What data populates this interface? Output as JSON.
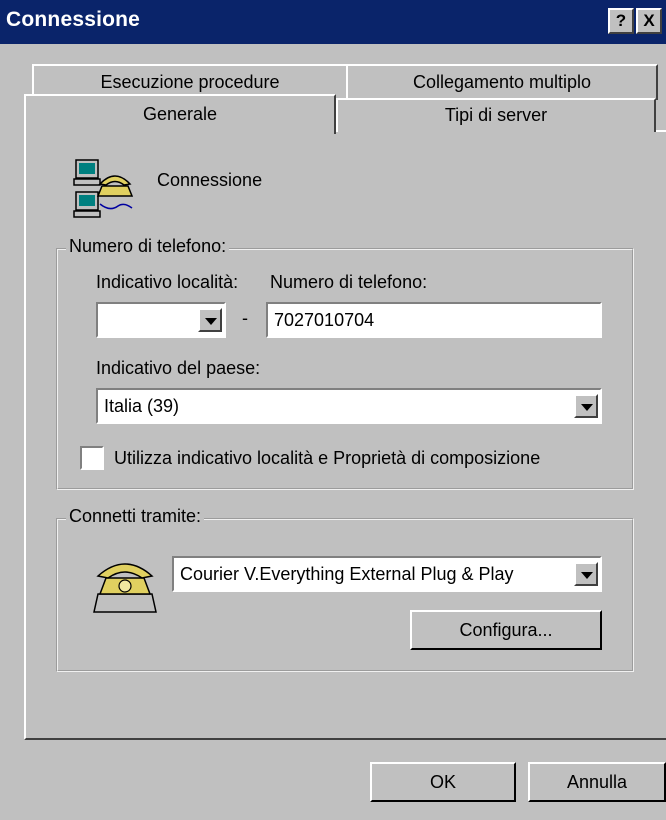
{
  "window": {
    "title": "Connessione"
  },
  "title_buttons": {
    "help": "?",
    "close": "X"
  },
  "tabs": {
    "back": [
      {
        "label": "Esecuzione procedure"
      },
      {
        "label": "Collegamento multiplo"
      }
    ],
    "front": [
      {
        "label": "Generale"
      },
      {
        "label": "Tipi di server"
      }
    ]
  },
  "header": {
    "connection_name": "Connessione"
  },
  "phone_group": {
    "title": "Numero di telefono:",
    "area_code_label": "Indicativo località:",
    "area_code_value": "",
    "separator": "-",
    "phone_label": "Numero di telefono:",
    "phone_value": "7027010704",
    "country_label": "Indicativo del paese:",
    "country_value": "Italia (39)",
    "checkbox_label": "Utilizza indicativo località e Proprietà di composizione",
    "checkbox_checked": false
  },
  "connect_group": {
    "title": "Connetti tramite:",
    "modem_value": "Courier V.Everything External Plug & Play",
    "configure_label": "Configura..."
  },
  "footer": {
    "ok_label": "OK",
    "cancel_label": "Annulla"
  }
}
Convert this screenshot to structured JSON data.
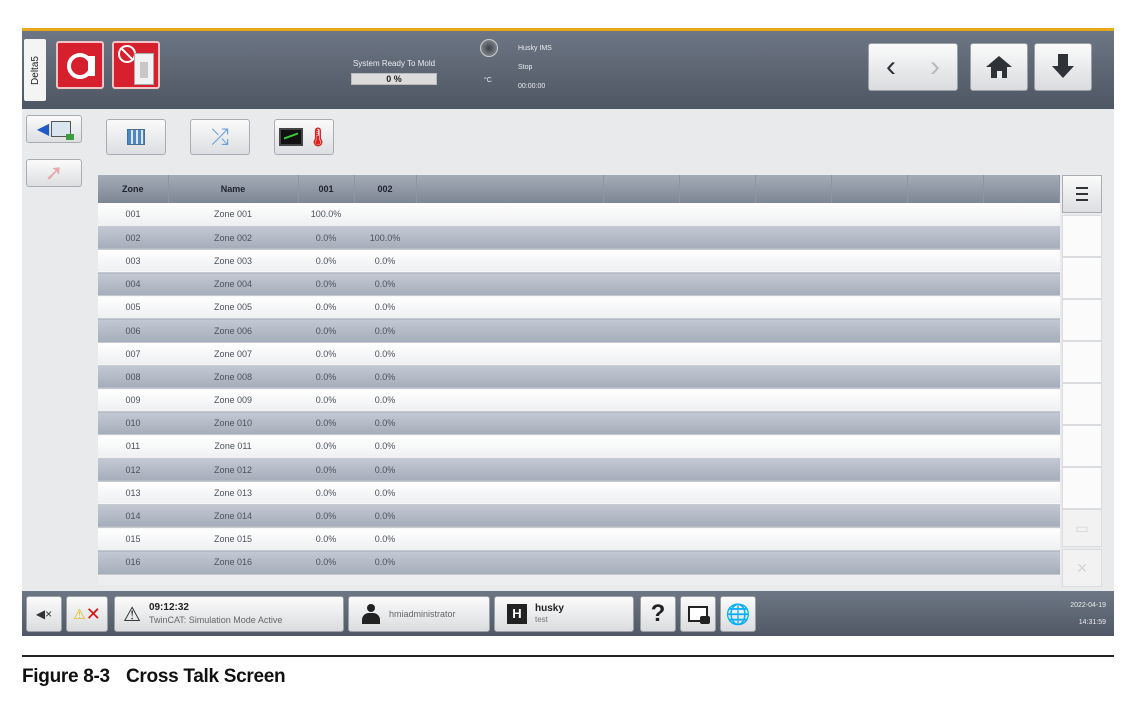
{
  "header": {
    "delta_tab": "Delta5",
    "system_status": "System Ready To Mold",
    "progress_text": "0 %",
    "progress_percent": 0,
    "temp_unit": "°C",
    "ims_title": "Husky IMS",
    "ims_state": "Stop",
    "ims_timer": "00:00:00"
  },
  "table": {
    "columns": [
      "Zone",
      "Name",
      "001",
      "002"
    ],
    "rows": [
      {
        "zone": "001",
        "name": "Zone 001",
        "v1": "100.0%",
        "v2": ""
      },
      {
        "zone": "002",
        "name": "Zone 002",
        "v1": "0.0%",
        "v2": "100.0%"
      },
      {
        "zone": "003",
        "name": "Zone 003",
        "v1": "0.0%",
        "v2": "0.0%"
      },
      {
        "zone": "004",
        "name": "Zone 004",
        "v1": "0.0%",
        "v2": "0.0%"
      },
      {
        "zone": "005",
        "name": "Zone 005",
        "v1": "0.0%",
        "v2": "0.0%"
      },
      {
        "zone": "006",
        "name": "Zone 006",
        "v1": "0.0%",
        "v2": "0.0%"
      },
      {
        "zone": "007",
        "name": "Zone 007",
        "v1": "0.0%",
        "v2": "0.0%"
      },
      {
        "zone": "008",
        "name": "Zone 008",
        "v1": "0.0%",
        "v2": "0.0%"
      },
      {
        "zone": "009",
        "name": "Zone 009",
        "v1": "0.0%",
        "v2": "0.0%"
      },
      {
        "zone": "010",
        "name": "Zone 010",
        "v1": "0.0%",
        "v2": "0.0%"
      },
      {
        "zone": "011",
        "name": "Zone 011",
        "v1": "0.0%",
        "v2": "0.0%"
      },
      {
        "zone": "012",
        "name": "Zone 012",
        "v1": "0.0%",
        "v2": "0.0%"
      },
      {
        "zone": "013",
        "name": "Zone 013",
        "v1": "0.0%",
        "v2": "0.0%"
      },
      {
        "zone": "014",
        "name": "Zone 014",
        "v1": "0.0%",
        "v2": "0.0%"
      },
      {
        "zone": "015",
        "name": "Zone 015",
        "v1": "0.0%",
        "v2": "0.0%"
      },
      {
        "zone": "016",
        "name": "Zone 016",
        "v1": "0.0%",
        "v2": "0.0%"
      }
    ]
  },
  "footer": {
    "message_time": "09:12:32",
    "message_text": "TwinCAT: Simulation Mode Active",
    "user": "hmiadministrator",
    "husky_title": "husky",
    "husky_sub": "test",
    "help": "?",
    "date": "2022-04-19",
    "time": "14:31:59"
  },
  "caption": {
    "figure": "Figure 8-3",
    "title": "Cross Talk Screen"
  },
  "icons": {
    "alarm_ack": "mute-icon",
    "alarm": "alarm-x-icon",
    "warning": "warning-icon",
    "user": "user-icon",
    "help": "help-icon",
    "screenshot": "screenshot-icon",
    "language": "globe-icon",
    "home": "home-icon",
    "download": "down-arrow-icon",
    "menu": "menu-icon"
  },
  "colors": {
    "accent": "#e6a817",
    "alarm_red": "#d6202e",
    "toolbar_dark": "#5a6270",
    "row_alt": "#b4bbc6"
  }
}
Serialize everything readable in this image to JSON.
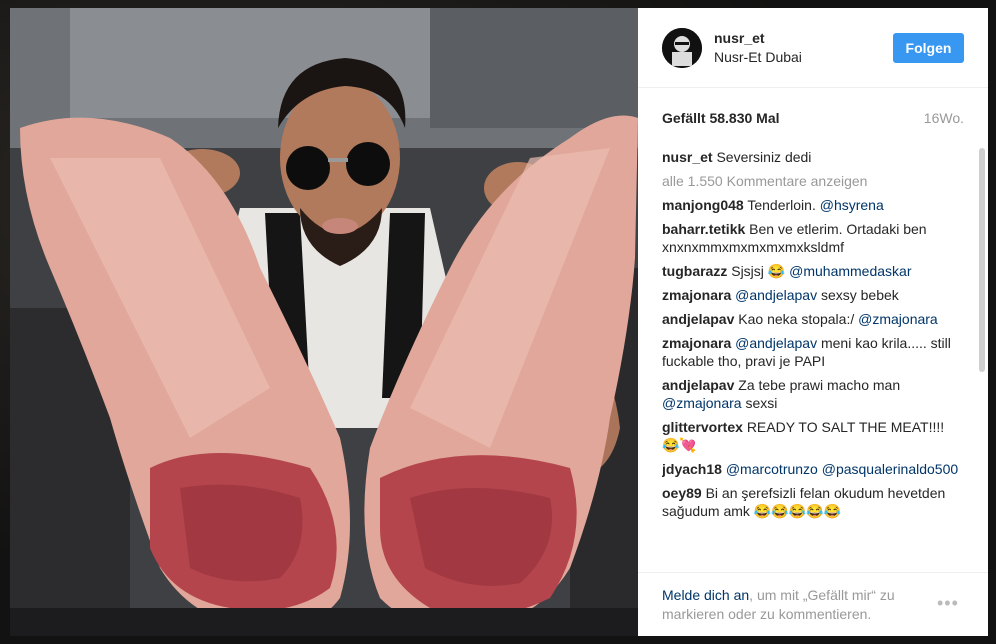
{
  "post": {
    "username": "nusr_et",
    "location": "Nusr-Et Dubai",
    "follow_label": "Folgen",
    "likes_label": "Gefällt 58.830 Mal",
    "age": "16Wo.",
    "caption_user": "nusr_et",
    "caption_text": "Seversiniz dedi",
    "view_all_comments": "alle 1.550 Kommentare anzeigen"
  },
  "comments": [
    {
      "user": "manjong048",
      "text": "Tenderloin.",
      "mention": "@hsyrena",
      "after": ""
    },
    {
      "user": "baharr.tetikk",
      "text": "Ben ve etlerim. Ortadaki ben xnxnxmmxmxmxmxmxksldmf",
      "mention": "",
      "after": ""
    },
    {
      "user": "tugbarazz",
      "text": "Sjsjsj",
      "emoji": "😂",
      "mention": "@muhammedaskar",
      "after": ""
    },
    {
      "user": "zmajonara",
      "text": "",
      "mention": "@andjelapav",
      "after": "sexsy bebek"
    },
    {
      "user": "andjelapav",
      "text": "Kao neka stopala:/",
      "mention": "@zmajonara",
      "after": ""
    },
    {
      "user": "zmajonara",
      "text": "",
      "mention": "@andjelapav",
      "after": "meni kao krila..... still fuckable tho, pravi je PAPI"
    },
    {
      "user": "andjelapav",
      "text": "Za tebe prawi macho man",
      "mention": "@zmajonara",
      "after": "sexsi"
    },
    {
      "user": "glittervortex",
      "text": "READY TO SALT THE MEAT!!!!",
      "emoji": "😂💘",
      "mention": "",
      "after": ""
    },
    {
      "user": "jdyach18",
      "text": "",
      "mention": "@marcotrunzo @pasqualerinaldo500",
      "after": ""
    },
    {
      "user": "oey89",
      "text": "Bi an şerefsizli felan okudum hevetden sağudum amk",
      "emoji": "😂😂😂😂😂",
      "mention": "",
      "after": ""
    }
  ],
  "footer": {
    "login_link": "Melde dich an",
    "login_text": ", um mit „Gefällt mir“ zu markieren oder zu kommentieren.",
    "more_icon": "more-options-icon"
  },
  "colors": {
    "follow_button": "#3897f0",
    "mention": "#003569",
    "muted": "#999999"
  }
}
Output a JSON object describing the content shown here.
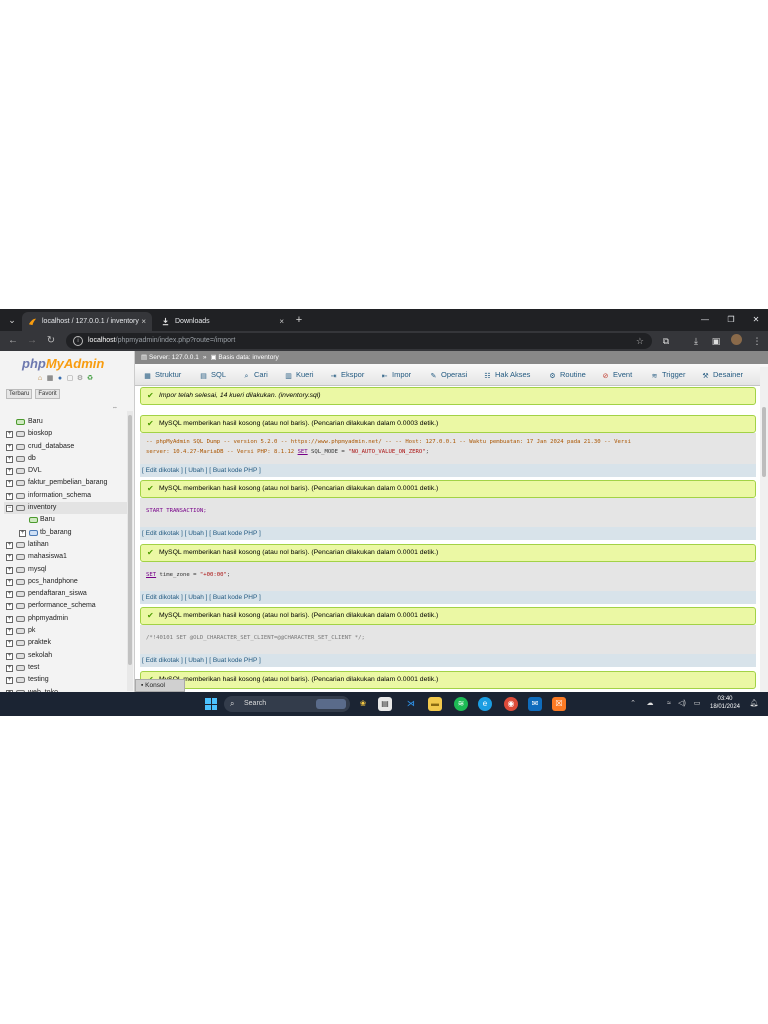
{
  "browser": {
    "tabs": [
      {
        "title": "localhost / 127.0.0.1 / inventory",
        "close": "×"
      },
      {
        "title": "Downloads",
        "close": "×"
      }
    ],
    "new_tab": "+",
    "window_controls": {
      "minimize": "—",
      "restore": "❐",
      "close": "✕"
    },
    "url_host": "localhost",
    "url_path": "/phpmyadmin/index.php?route=/import"
  },
  "pma": {
    "logo_php": "php",
    "logo_myadmin": "MyAdmin",
    "sidebar_tabs": [
      "Terbaru",
      "Favorit"
    ],
    "collapse": "⇔",
    "tree": [
      {
        "label": "Baru",
        "type": "new",
        "expander": ""
      },
      {
        "label": "bioskop",
        "type": "db",
        "expander": "+"
      },
      {
        "label": "crud_database",
        "type": "db",
        "expander": "+"
      },
      {
        "label": "db",
        "type": "db",
        "expander": "+"
      },
      {
        "label": "DVL",
        "type": "db",
        "expander": "+"
      },
      {
        "label": "faktur_pembelian_barang",
        "type": "db",
        "expander": "+"
      },
      {
        "label": "information_schema",
        "type": "db",
        "expander": "+"
      },
      {
        "label": "inventory",
        "type": "db-open",
        "expander": "−"
      },
      {
        "label": "Baru",
        "type": "child-new",
        "expander": ""
      },
      {
        "label": "tb_barang",
        "type": "child-table",
        "expander": "+"
      },
      {
        "label": "latihan",
        "type": "db",
        "expander": "+"
      },
      {
        "label": "mahasiswa1",
        "type": "db",
        "expander": "+"
      },
      {
        "label": "mysql",
        "type": "db",
        "expander": "+"
      },
      {
        "label": "pcs_handphone",
        "type": "db",
        "expander": "+"
      },
      {
        "label": "pendaftaran_siswa",
        "type": "db",
        "expander": "+"
      },
      {
        "label": "performance_schema",
        "type": "db",
        "expander": "+"
      },
      {
        "label": "phpmyadmin",
        "type": "db",
        "expander": "+"
      },
      {
        "label": "pk",
        "type": "db",
        "expander": "+"
      },
      {
        "label": "praktek",
        "type": "db",
        "expander": "+"
      },
      {
        "label": "sekolah",
        "type": "db",
        "expander": "+"
      },
      {
        "label": "test",
        "type": "db",
        "expander": "+"
      },
      {
        "label": "testing",
        "type": "db",
        "expander": "+"
      },
      {
        "label": "web_toko",
        "type": "db",
        "expander": "+"
      }
    ],
    "breadcrumb": {
      "server": "Server: 127.0.0.1",
      "database": "Basis data: inventory",
      "separator": "»"
    },
    "menu": [
      {
        "label": "Struktur",
        "icon": "structure-icon"
      },
      {
        "label": "SQL",
        "icon": "sql-icon"
      },
      {
        "label": "Cari",
        "icon": "search-icon"
      },
      {
        "label": "Kueri",
        "icon": "query-icon"
      },
      {
        "label": "Ekspor",
        "icon": "export-icon"
      },
      {
        "label": "Impor",
        "icon": "import-icon"
      },
      {
        "label": "Operasi",
        "icon": "wrench-icon"
      },
      {
        "label": "Hak Akses",
        "icon": "privileges-icon"
      },
      {
        "label": "Routine",
        "icon": "routine-icon"
      },
      {
        "label": "Event",
        "icon": "event-icon"
      },
      {
        "label": "Trigger",
        "icon": "trigger-icon"
      },
      {
        "label": "Desainer",
        "icon": "designer-icon"
      }
    ],
    "import_success": "Impor telah selesai, 14 kueri dilakukan. (inventory.sql)",
    "results": [
      {
        "message": "MySQL memberikan hasil kosong (atau nol baris). (Pencarian dilakukan dalam 0.0003 detik.)",
        "sql_line1": "-- phpMyAdmin SQL Dump -- version 5.2.0 -- https://www.phpmyadmin.net/ -- -- Host: 127.0.0.1 -- Waktu pembuatan: 17 Jan 2024 pada 21.30 -- Versi",
        "sql_line2_a": "server: 10.4.27-MariaDB -- Versi PHP: 8.1.12 ",
        "sql_line2_kw": "SET",
        "sql_line2_b": " SQL_MODE = ",
        "sql_line2_str": "\"NO_AUTO_VALUE_ON_ZERO\"",
        "sql_line2_end": ";"
      },
      {
        "message": "MySQL memberikan hasil kosong (atau nol baris). (Pencarian dilakukan dalam 0.0001 detik.)",
        "sql": "START TRANSACTION;"
      },
      {
        "message": "MySQL memberikan hasil kosong (atau nol baris). (Pencarian dilakukan dalam 0.0001 detik.)",
        "sql_kw": "SET",
        "sql_rest": " time_zone = ",
        "sql_str": "\"+00:00\"",
        "sql_end": ";"
      },
      {
        "message": "MySQL memberikan hasil kosong (atau nol baris). (Pencarian dilakukan dalam 0.0001 detik.)",
        "sql": "/*!40101 SET @OLD_CHARACTER_SET_CLIENT=@@CHARACTER_SET_CLIENT */;"
      },
      {
        "message": "MySQL memberikan hasil kosong (atau nol baris). (Pencarian dilakukan dalam 0.0001 detik.)"
      }
    ],
    "links": {
      "edit_inline": "Edit dikotak",
      "edit": "Ubah",
      "php_code": "Buat kode PHP",
      "open": "[ ",
      "mid": " ] [ ",
      "close": " ]"
    },
    "console": "Konsol"
  },
  "taskbar": {
    "search_placeholder": "Search",
    "time": "03:40",
    "date": "18/01/2024"
  }
}
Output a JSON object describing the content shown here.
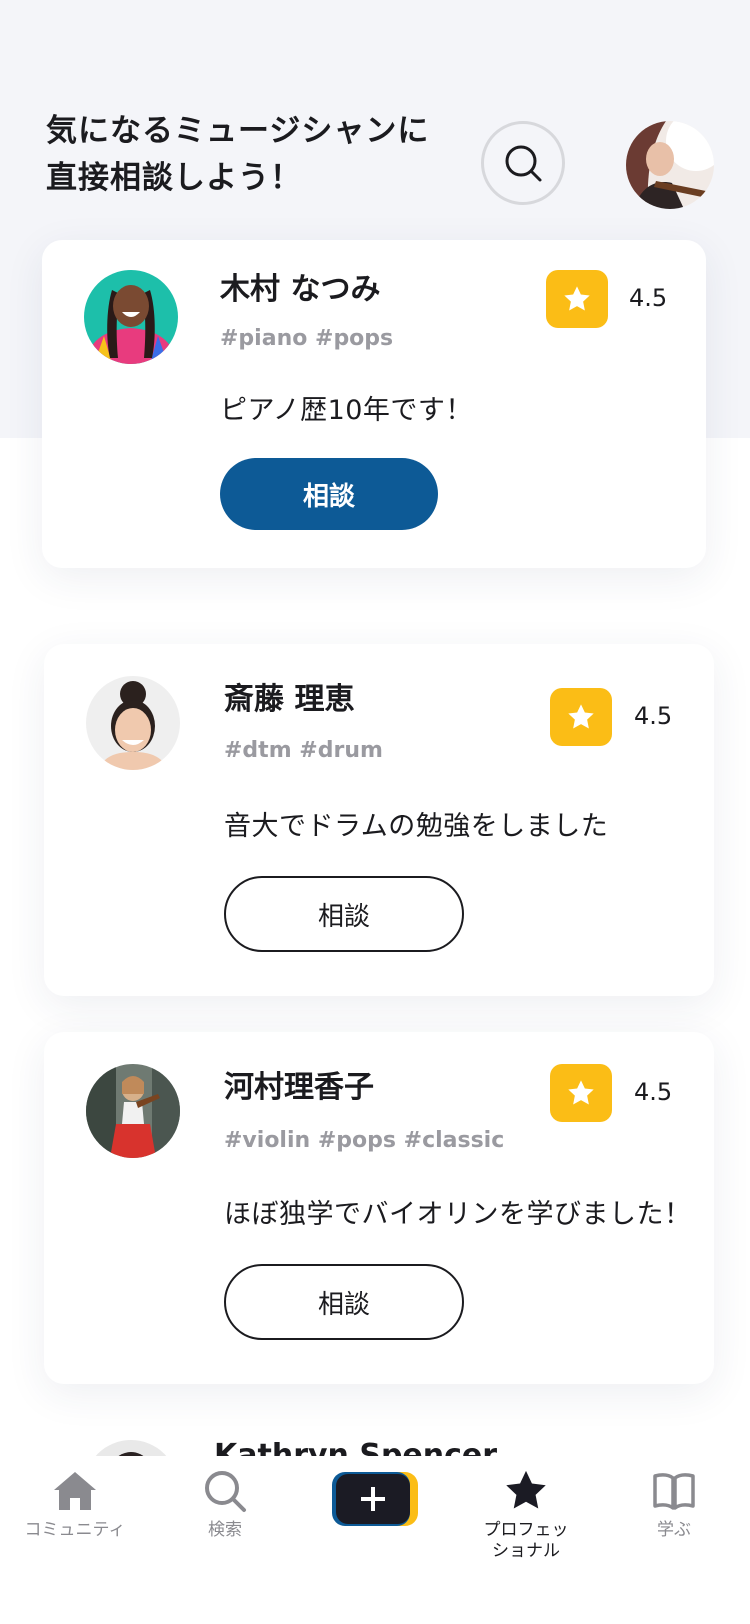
{
  "header": {
    "title": "気になるミュージシャンに\n直接相談しよう！"
  },
  "musicians": [
    {
      "name": "木村 なつみ",
      "tags": "#piano #pops",
      "bio": "ピアノ歴10年です！",
      "rating": "4.5",
      "button_label": "相談"
    },
    {
      "name": "斎藤 理恵",
      "tags": "#dtm #drum",
      "bio": "音大でドラムの勉強をしました",
      "rating": "4.5",
      "button_label": "相談"
    },
    {
      "name": "河村理香子",
      "tags": "#violin #pops #classic",
      "bio": "ほぼ独学でバイオリンを学びました！",
      "rating": "4.5",
      "button_label": "相談"
    },
    {
      "name": "Kathryn Spencer"
    }
  ],
  "tabbar": {
    "items": [
      {
        "label": "コミュニティ",
        "icon": "home-icon"
      },
      {
        "label": "検索",
        "icon": "search-icon"
      },
      {
        "label": "",
        "icon": "plus-icon"
      },
      {
        "label": "プロフェッ\nショナル",
        "icon": "star-icon",
        "active": true
      },
      {
        "label": "学ぶ",
        "icon": "book-icon"
      }
    ]
  },
  "colors": {
    "accent_blue": "#0d5a96",
    "star_yellow": "#fbbd16",
    "header_bg": "#f4f5f9"
  }
}
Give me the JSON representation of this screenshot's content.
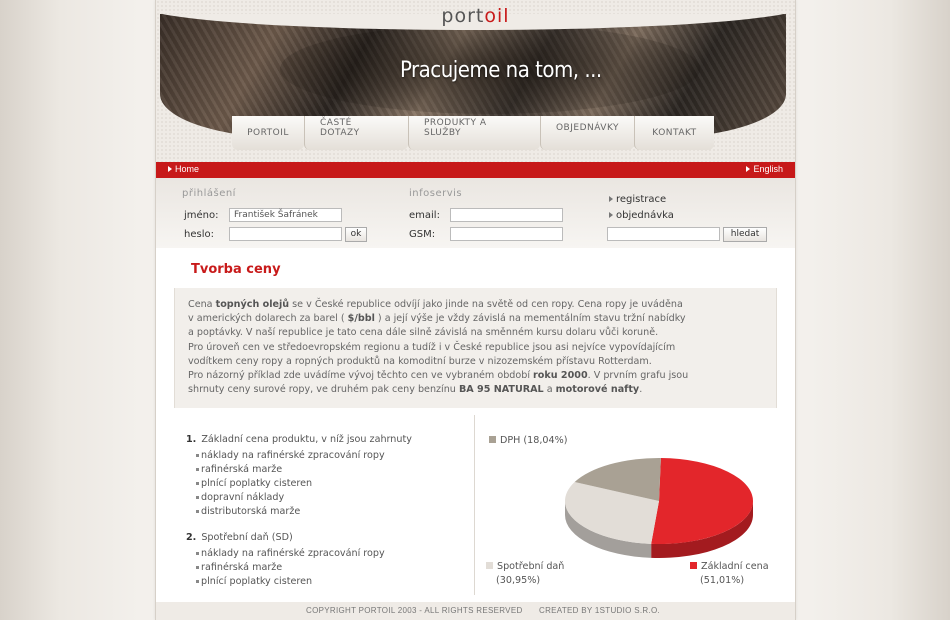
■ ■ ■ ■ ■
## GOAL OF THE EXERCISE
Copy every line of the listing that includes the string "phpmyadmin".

## ANSWER TO THIS EXERCISE
    "url_path": "/phpmyadmin/index.php?route=/import"
        "label": "phpmyadmin",
        "sql_line1": "-- phpMyAdmin SQL Dump -- version 5.2.0 -- https://www.phpmyadmin.net/ -- -- Host: 127.0.0.1 -- Waktu pembuatan: 17 Jan 2024 pada 21.30 -- Versi",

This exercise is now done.